This afternoon I have been going through roadtest applications. I do this on Fridays because it's quieter and I am left alone to really read and absorb what has been written in the application. The following came to my mind while reading them regarding why some applicants don't get selected as official roadtesters:
1. If you a provide a test procedure on a MS Word doc that is eleven words long. Test procedures tell a lot about an applicant's skills, knowledge, abilities, etc. Most of what we roadtest has a level of complexity that requires more than 11 words to describe what a roadtester will do in a competitive fashion.
2. If you provide a test procedure that is an academic research paper that's someone else's work without an explanation, commentary or personalization to your ideas for the roadtest. Of course, you are welcome to use a research paper as a reference to your own self-written test procedure. But the test procedure itself has to be your own work and explain to the best of your knowledge what you are going to do. You don't have to write a book, but 2 to 3 paragraphs is an amount that can tell me where you are going to go with the roadtest.
3. If you provide a test procedure that is a resume where the skills, experience and credentials are not relevant to the product being tested without a commentary or explanation. (For example, you could have a degree in chemical engineering and tell me you have done a lot of work with the Raspberry Pi, then that is fine.)
4. If you provide a test procedure which is an amusing image (jpg, png, etc) and nothing else. Perhaps I lack the sense of humor to understand why I am receiving an amusing image for a roadtest on sensors. Are sensors inherently amusing?

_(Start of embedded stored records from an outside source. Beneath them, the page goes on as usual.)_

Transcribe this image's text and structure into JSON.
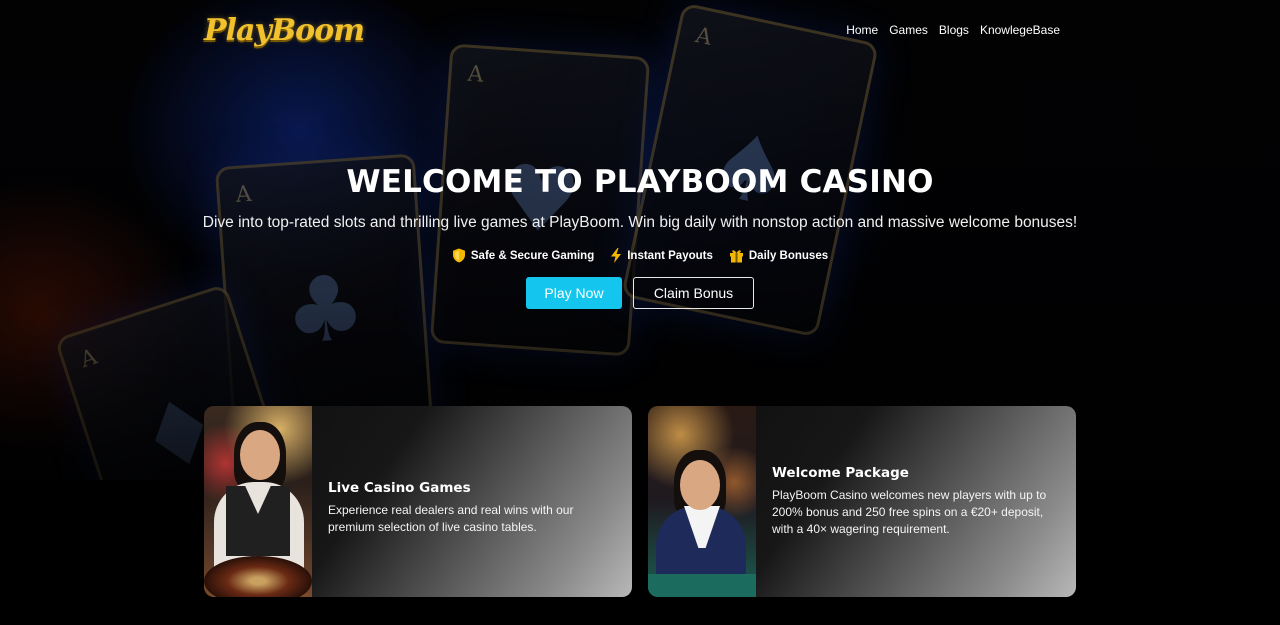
{
  "brand": {
    "logo_text": "PlayBoom"
  },
  "nav": {
    "items": [
      {
        "label": "Home"
      },
      {
        "label": "Games"
      },
      {
        "label": "Blogs"
      },
      {
        "label": "KnowlegeBase"
      }
    ]
  },
  "hero": {
    "title": "WELCOME TO PLAYBOOM CASINO",
    "subtitle": "Dive into top-rated slots and thrilling live games at PlayBoom. Win big daily with nonstop action and massive welcome bonuses!",
    "features": [
      {
        "icon": "shield-icon",
        "label": "Safe & Secure Gaming"
      },
      {
        "icon": "lightning-icon",
        "label": "Instant Payouts"
      },
      {
        "icon": "gift-icon",
        "label": "Daily Bonuses"
      }
    ],
    "buttons": {
      "primary": "Play Now",
      "secondary": "Claim Bonus"
    }
  },
  "promos": [
    {
      "title": "Live Casino Games",
      "description": "Experience real dealers and real wins with our premium selection of live casino tables."
    },
    {
      "title": "Welcome Package",
      "description": "PlayBoom Casino welcomes new players with up to 200% bonus and 250 free spins on a €20+ deposit, with a 40× wagering requirement."
    }
  ],
  "colors": {
    "accent": "#14c6ee",
    "logo_gold": "#f2c12e",
    "feature_icon": "#f5b800",
    "background": "#000000"
  }
}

5. If you provide a test procedure that looks like a generic testing and performance procedure from a university textbook and is not adapted to the product being roadtested, using your own words.